  • 3Independent scientific research on addiction is essential for public health and safety. We have a huge advantage at this historical moment which was not available to people in prior eras who could not determine whether ‘Dr. Keeley's Double Chloride of Gold Injections’, ‘Dr. Revaly's Guaranteed Remedy for the Tobacco Habit’ and ‘Dr. Meeker's Addiction Antidote’ were effective [2]: a well-developed addiction treatment research enterprise. Those who devote themselves to this calling should point with pride to Ling et al.'s work as an example of how high-quality science can inform suffering people about what will help them and what will not; and those who set public research budgets need look no further for an example of return on investment. Society needs more than anecdotes, testimonials and marketing materials to decide which interventions should be allowed a place in our health-care system; treatment research is how to get it.

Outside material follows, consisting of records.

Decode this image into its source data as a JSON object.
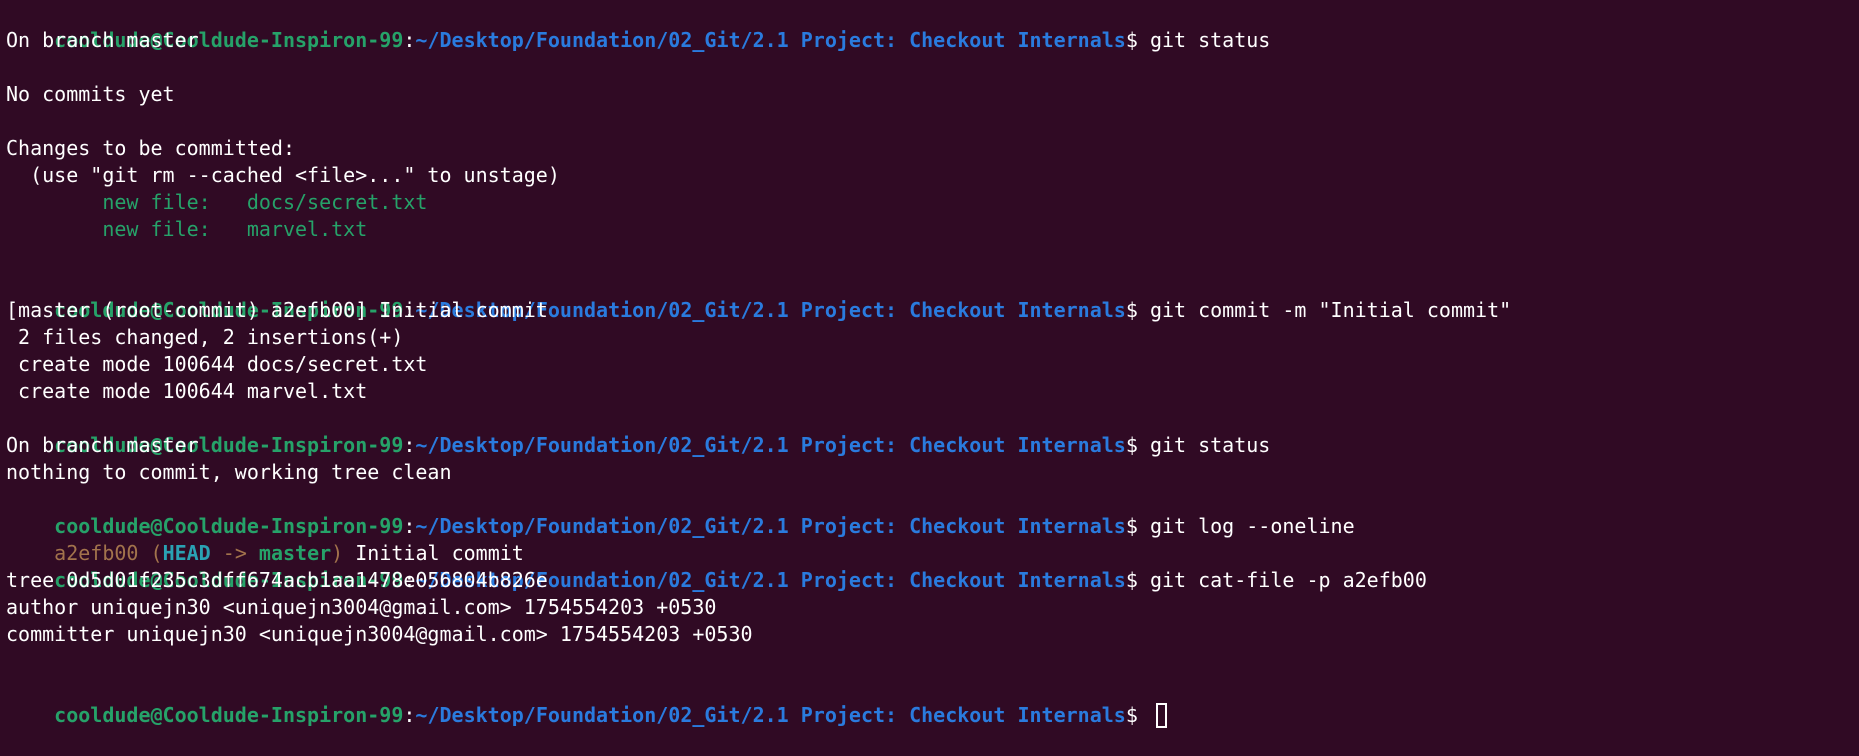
{
  "terminal": {
    "prompt": {
      "user": "cooldude@Cooldude-Inspiron-99",
      "sep": ":",
      "path": "~/Desktop/Foundation/02_Git/2.1 Project: Checkout Internals",
      "symbol": "$ "
    },
    "commands": {
      "status1": "git status",
      "commit": "git commit -m \"Initial commit\"",
      "status2": "git status",
      "log": "git log --oneline",
      "catfile": "git cat-file -p a2efb00"
    },
    "status1": {
      "branch": "On branch master",
      "no_commits": "No commits yet",
      "changes_header": "Changes to be committed:",
      "hint": "  (use \"git rm --cached <file>...\" to unstage)",
      "files": [
        "        new file:   docs/secret.txt",
        "        new file:   marvel.txt"
      ]
    },
    "commit_output": [
      "[master (root-commit) a2efb00] Initial commit",
      " 2 files changed, 2 insertions(+)",
      " create mode 100644 docs/secret.txt",
      " create mode 100644 marvel.txt"
    ],
    "status2": {
      "branch": "On branch master",
      "clean": "nothing to commit, working tree clean"
    },
    "log": {
      "hash": "a2efb00",
      "open": " (",
      "head": "HEAD",
      "arrow": " -> ",
      "branch": "master",
      "close": ")",
      "message": " Initial commit"
    },
    "catfile": [
      "tree 0d5d01f235c3dff674acb1aa1478e056804b826e",
      "author uniquejn30 <uniquejn3004@gmail.com> 1754554203 +0530",
      "committer uniquejn30 <uniquejn3004@gmail.com> 1754554203 +0530"
    ]
  },
  "colors": {
    "background": "#300a24",
    "prompt_user": "#26a269",
    "prompt_path": "#2a7bde",
    "staged_file": "#26a269",
    "commit_hash": "#a2734c",
    "head_ref": "#2aa1b3"
  }
}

Authors' note

Dr Humphreys' work on this paper was supported by a US Department of Veterans Affairs Senior Research Career Scientist award. The content of this paper do not necessarily reflect official positions of the Department of Veterans Affairs.

Declarations of interest

None.

Footnotes

  • 1

    Whether financial conflicts of interest clouded any particular individual's judgment about PROMETA™'s effectiveness is not something I presume to know. Certainly, an individual can have a financial stake in a proprietary addiction treatment and at the same time believe sincerely that it will benefit patients. My sole point here is that PROMETA™'s standing with addiction professionals and the public was eroded by the unusually high prevalence of potential financial conflicts of interests among its advocates, particularly when such conflict of interests came to light through investigation by others rather than being disclosed voluntarily by the individuals concerned.